Analyst Trip Chowdhry at Global Equities Research said Twitter's "fundamentals are broken" and reiterated his view that the messaging service is failing to reach a mass audience, which is hurting its advertising efforts.
As Twitter's growth has stalled, Facebook has been gaining new users for its main social network as well as Instagram, the social network focused on images and video.
Facebook hauled in some $9 billion in revenue in the past quarter, mostly from advertising delivered via mobile devices.
"Both Facebook and Twitter have talked about working to convince advertisers of value of their ads," said Jan Dawson of Jackdaw Research in a tweet, noting that the difference is that Facebook is growing "rapidly."
Twitter, which has never delivered a profit, said it is making progress on improving its product, in the expectation this will boost growth and help it move to profitability.
"We have developed what we believe are steady, stable and sustainable engines of growth," Twitter chief executive Jack Dorsey told a conference call.
"Twitter is what's happening in the world and what people are talking about."
- Daily vs. monthly users -
Dorsey said Twitter was focusing on the metric of "daily active users" rather than the more closely watched monthly figure, and said daily usage was up 12 per cent, without offering a specific number.
"We're strengthening our execution, which gives us confidence that our product improvements will continue to contribute to meaningful increases in daily active usage," he said in a statement.
"We're also encouraged by the progress we're making executing against our top revenue-generating priorities as we focus on making Twitter the best place to see and share what's happening, where you can see every side and perspective."
Twitter has built a loyal base of celebrities, journalists and political figures -- and had been expected to see more engagement following the election of U.S. President Donald Trump, a prolific tweeter who frequently makes policy announcements by tweet.

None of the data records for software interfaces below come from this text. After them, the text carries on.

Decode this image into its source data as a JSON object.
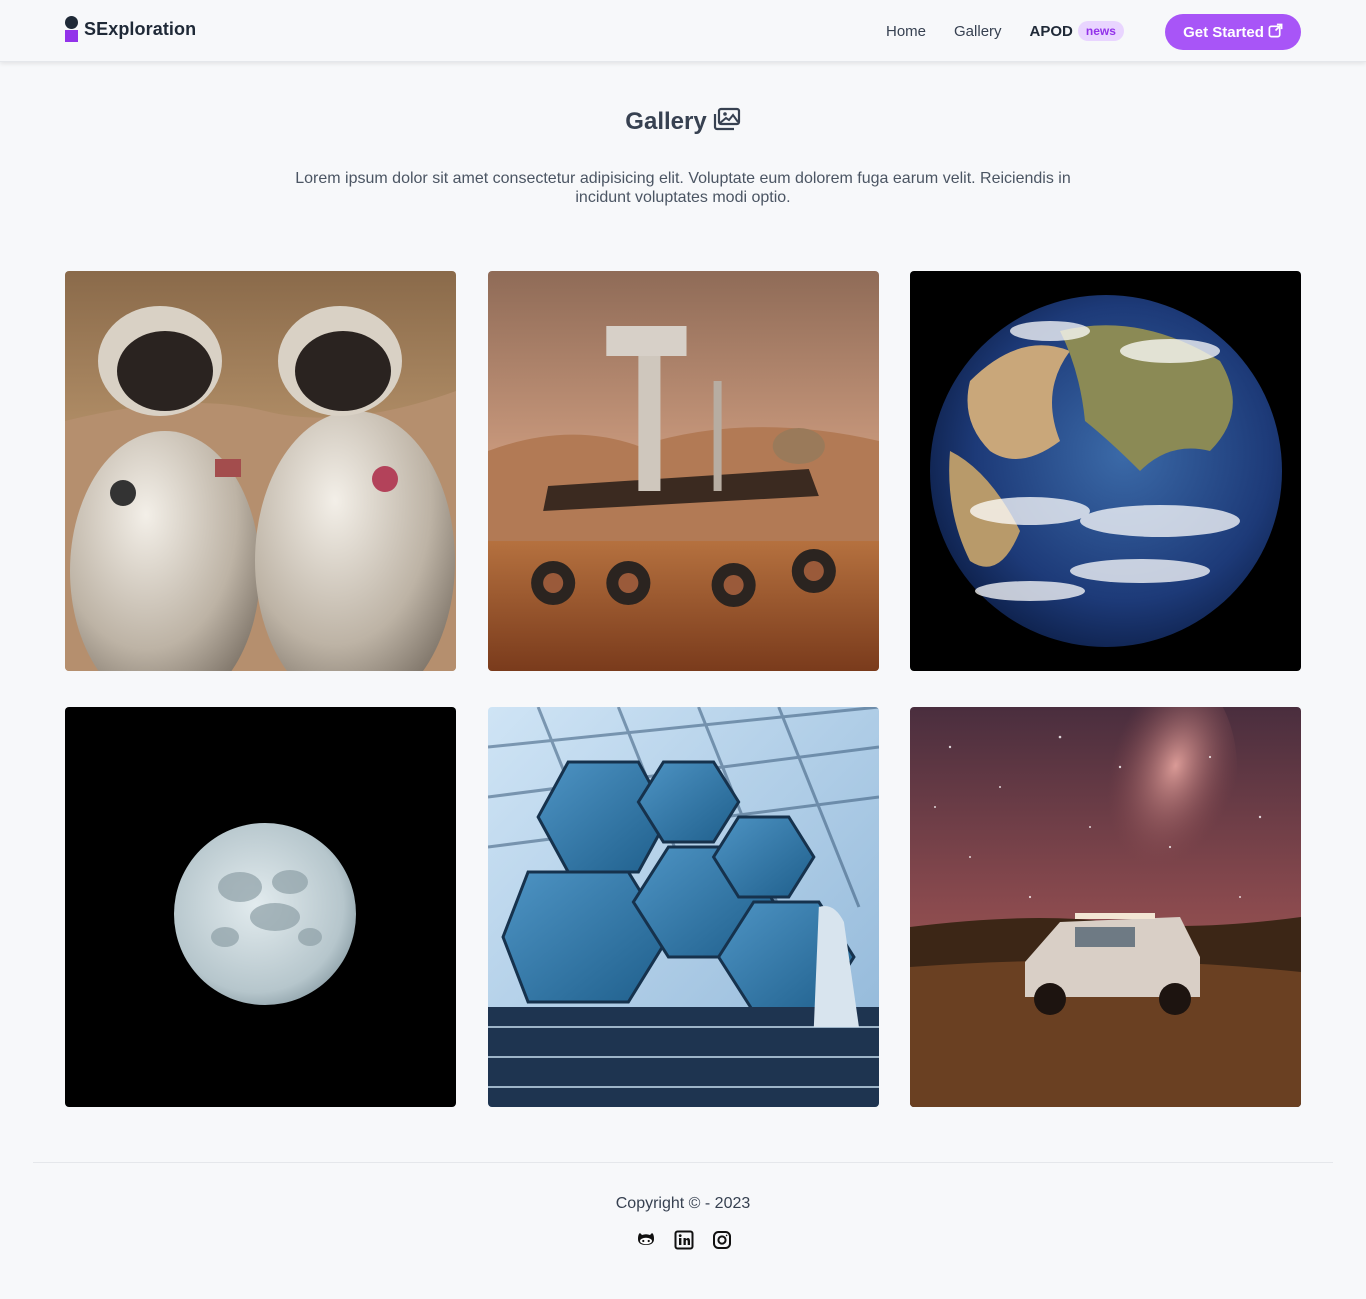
{
  "navbar": {
    "brand": "SExploration",
    "links": [
      {
        "label": "Home"
      },
      {
        "label": "Gallery"
      }
    ],
    "apod": {
      "label": "APOD",
      "badge": "news"
    },
    "cta": {
      "label": "Get Started"
    }
  },
  "gallery": {
    "title": "Gallery",
    "description": "Lorem ipsum dolor sit amet consectetur adipisicing elit. Voluptate eum dolorem fuga earum velit. Reiciendis in incidunt voluptates modi optio.",
    "images": [
      {
        "subject": "two astronauts in silver spacesuits"
      },
      {
        "subject": "mars rover"
      },
      {
        "subject": "planet earth"
      },
      {
        "subject": "full moon"
      },
      {
        "subject": "telescope hexagonal mirrors"
      },
      {
        "subject": "car under milky way"
      }
    ]
  },
  "footer": {
    "copyright": "Copyright © - 2023",
    "social": [
      "github-icon",
      "linkedin-icon",
      "instagram-icon"
    ]
  },
  "colors": {
    "accent": "#a855f7",
    "badge_bg": "#e9d5ff",
    "badge_text": "#9333ea",
    "background": "#f7f8fa"
  }
}
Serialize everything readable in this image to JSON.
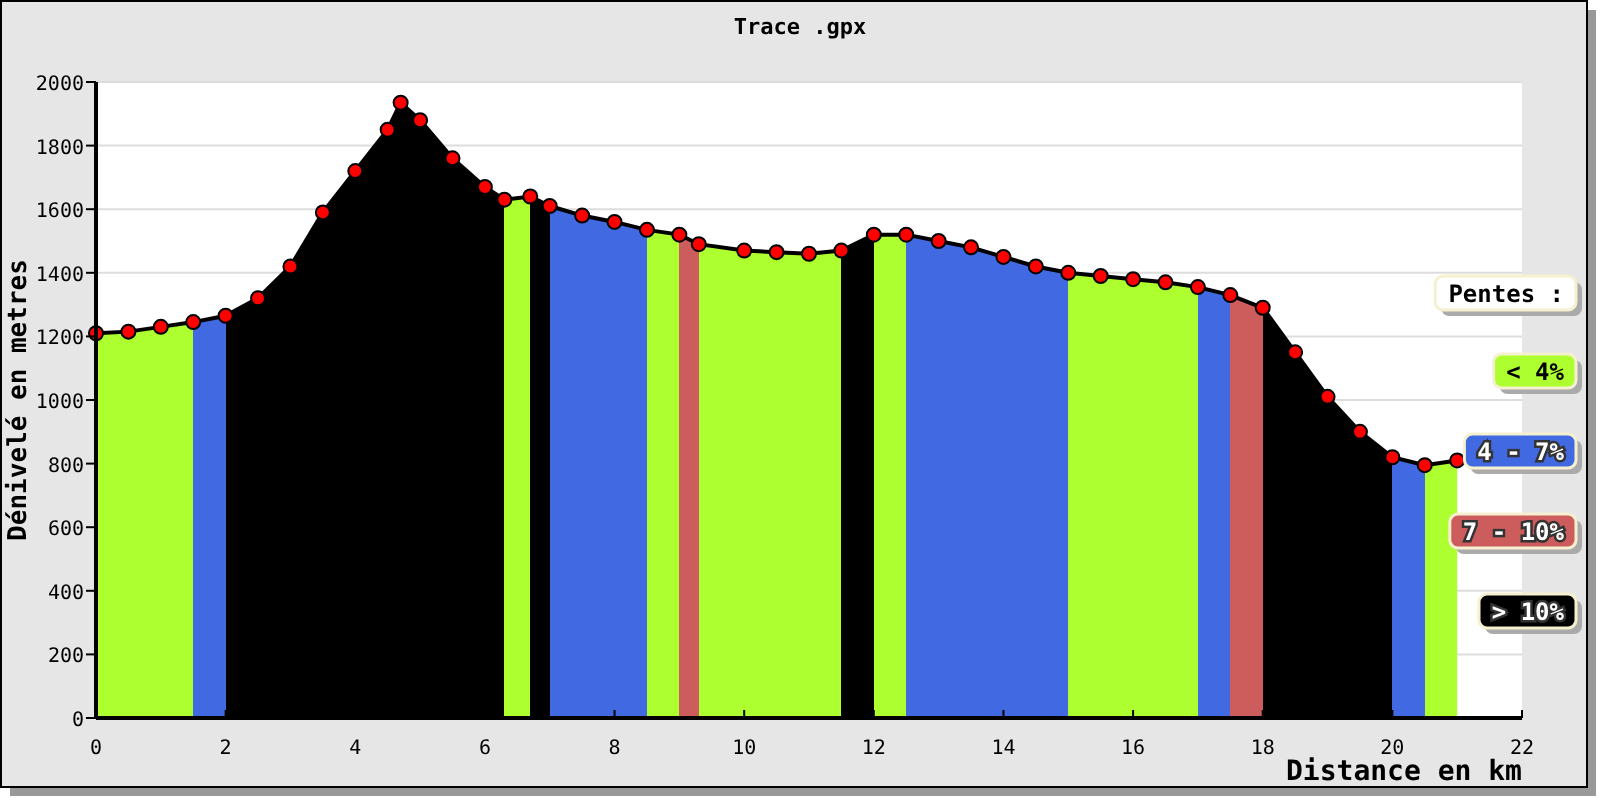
{
  "chart": {
    "chart_data": {
      "type": "area",
      "title": "Trace .gpx",
      "xlabel": "Distance en km",
      "ylabel": "Dénivelé en metres",
      "x": [
        0,
        0.5,
        1,
        1.5,
        2,
        2.5,
        3,
        3.5,
        4,
        4.5,
        4.7,
        5,
        5.5,
        6,
        6.3,
        6.7,
        7,
        7.5,
        8,
        8.5,
        9,
        9.3,
        10,
        10.5,
        11,
        11.5,
        12,
        12.5,
        13,
        13.5,
        14,
        14.5,
        15,
        15.5,
        16,
        16.5,
        17,
        17.5,
        18,
        18.5,
        19,
        19.5,
        20,
        20.5,
        21
      ],
      "series": [
        {
          "color": "#ff0000",
          "values": [
            1210,
            1215,
            1230,
            1245,
            1265,
            1320,
            1420,
            1590,
            1720,
            1850,
            1935,
            1880,
            1760,
            1670,
            1630,
            1640,
            1610,
            1580,
            1560,
            1535,
            1520,
            1490,
            1470,
            1465,
            1460,
            1470,
            1520,
            1520,
            1500,
            1480,
            1450,
            1420,
            1400,
            1390,
            1380,
            1370,
            1355,
            1330,
            1290,
            1150,
            1010,
            900,
            820,
            795,
            810
          ]
        }
      ],
      "grid": true,
      "xlim": [
        0,
        22
      ],
      "ylim": [
        0,
        2000
      ],
      "xticks": [
        0,
        2,
        4,
        6,
        8,
        10,
        12,
        14,
        16,
        18,
        20,
        22
      ],
      "yticks": [
        0,
        200,
        400,
        600,
        800,
        1000,
        1200,
        1400,
        1600,
        1800,
        2000
      ]
    },
    "legend": {
      "title": "Pentes :",
      "items": [
        {
          "label": "< 4%",
          "color": "#adff2f"
        },
        {
          "label": "4 - 7%",
          "color": "#4169e1"
        },
        {
          "label": "7 - 10%",
          "color": "#cd5c5c"
        },
        {
          "label": "> 10%",
          "color": "#000000"
        }
      ]
    }
  }
}
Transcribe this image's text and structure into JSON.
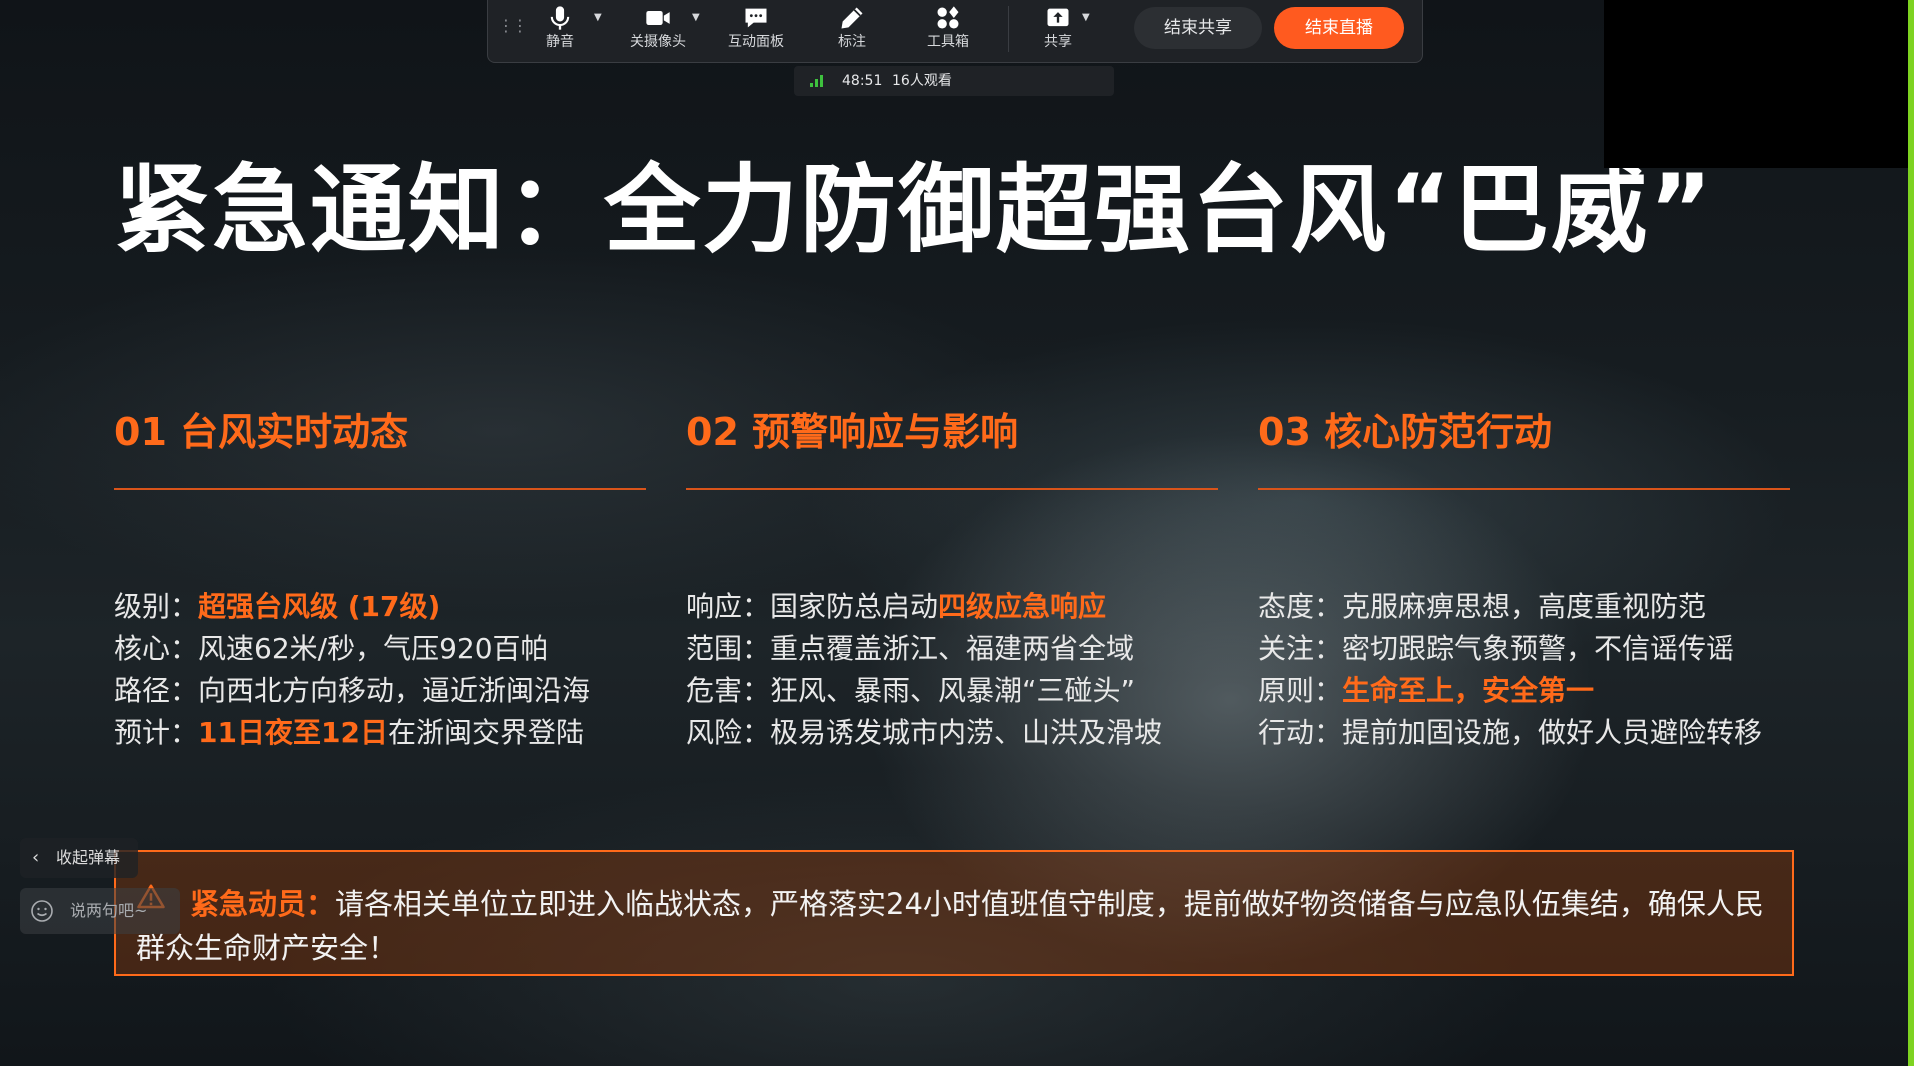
{
  "toolbar": {
    "items": [
      {
        "label": "静音",
        "icon": "microphone-icon"
      },
      {
        "label": "关摄像头",
        "icon": "camera-icon"
      },
      {
        "label": "互动面板",
        "icon": "chat-icon"
      },
      {
        "label": "标注",
        "icon": "pen-icon"
      },
      {
        "label": "工具箱",
        "icon": "toolbox-icon"
      },
      {
        "label": "共享",
        "icon": "share-icon"
      }
    ],
    "end_share": "结束共享",
    "end_live": "结束直播"
  },
  "status": {
    "time": "48:51",
    "viewers": "16人观看"
  },
  "slide": {
    "title": "紧急通知：全力防御超强台风“巴威”",
    "columns": [
      {
        "heading": "01 台风实时动态",
        "rows": [
          {
            "pre": "级别：",
            "hl": "超强台风级 (17级)",
            "post": ""
          },
          {
            "pre": "核心：风速62米/秒，气压920百帕",
            "hl": "",
            "post": ""
          },
          {
            "pre": "路径：向西北方向移动，逼近浙闽沿海",
            "hl": "",
            "post": ""
          },
          {
            "pre": "预计：",
            "hl": "11日夜至12日",
            "post": "在浙闽交界登陆"
          }
        ]
      },
      {
        "heading": "02 预警响应与影响",
        "rows": [
          {
            "pre": "响应：国家防总启动",
            "hl": "四级应急响应",
            "post": ""
          },
          {
            "pre": "范围：重点覆盖浙江、福建两省全域",
            "hl": "",
            "post": ""
          },
          {
            "pre": "危害：狂风、暴雨、风暴潮“三碰头”",
            "hl": "",
            "post": ""
          },
          {
            "pre": "风险：极易诱发城市内涝、山洪及滑坡",
            "hl": "",
            "post": ""
          }
        ]
      },
      {
        "heading": "03 核心防范行动",
        "rows": [
          {
            "pre": "态度：克服麻痹思想，高度重视防范",
            "hl": "",
            "post": ""
          },
          {
            "pre": "关注：密切跟踪气象预警，不信谣传谣",
            "hl": "",
            "post": ""
          },
          {
            "pre": "原则：",
            "hl": "生命至上，安全第一",
            "post": ""
          },
          {
            "pre": "行动：提前加固设施，做好人员避险转移",
            "hl": "",
            "post": ""
          }
        ]
      }
    ],
    "emergency": {
      "label": "紧急动员：",
      "text": "请各相关单位立即进入临战状态，严格落实24小时值班值守制度，提前做好物资储备与应急队伍集结，确保人民群众生命财产安全！"
    }
  },
  "danmaku": {
    "collapse": "收起弹幕",
    "placeholder": "说两句吧~"
  },
  "colors": {
    "accent": "#ff6a1a",
    "end_live": "#ff5a1f",
    "signal": "#3ec13e"
  }
}
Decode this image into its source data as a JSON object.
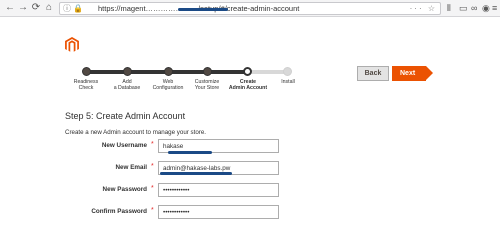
{
  "browser": {
    "url": "https://magent…………………/setup/#/create-admin-account"
  },
  "progress": {
    "steps": [
      {
        "label": "Readiness\nCheck"
      },
      {
        "label": "Add\na Database"
      },
      {
        "label": "Web\nConfiguration"
      },
      {
        "label": "Customize\nYour Store"
      },
      {
        "label": "Create\nAdmin Account"
      },
      {
        "label": "Install"
      }
    ],
    "current_step": 5,
    "back_label": "Back",
    "next_label": "Next"
  },
  "form": {
    "title": "Step 5: Create Admin Account",
    "intro": "Create a new Admin account to manage your store.",
    "fields": [
      {
        "label": "New Username",
        "value": "hakase",
        "required": "*"
      },
      {
        "label": "New Email",
        "value": "admin@hakase-labs.pw",
        "required": "*"
      },
      {
        "label": "New Password",
        "value": "••••••••••••",
        "required": "*"
      },
      {
        "label": "Confirm Password",
        "value": "••••••••••••",
        "required": "*"
      }
    ]
  },
  "colors": {
    "accent": "#eb5202",
    "track_done": "#333333",
    "required": "#e22626"
  }
}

The San Francisco group has been seeking to draw in users by offering more video including live streaming of sporting events, in a bid to broaden its appeal.
The research firm eMarketer predicts that Twitter's total ad revenue will grow 1.6 per cent this year to reach $2.28 billion worldwide -- but that its share of total worldwide digital ad spending will shrink to just one percent.
The research firm said it expects Twitter's share of worldwide social network users to drop slightly to 10.6 per cent in 2017.
Facebook meanwhile is expected to generate $36.29 billion in digital ad revenue, or some 16 percent or the worldwide total, according to eMarketer.
Analyst Michael Graham at Canaccord Genuity said in a research note that Facebook offers a "multi-faceted growth story," which bodes well for its stock.
Facebook shares jumped 3.1 per cent to $170.80 in early afternoon trade.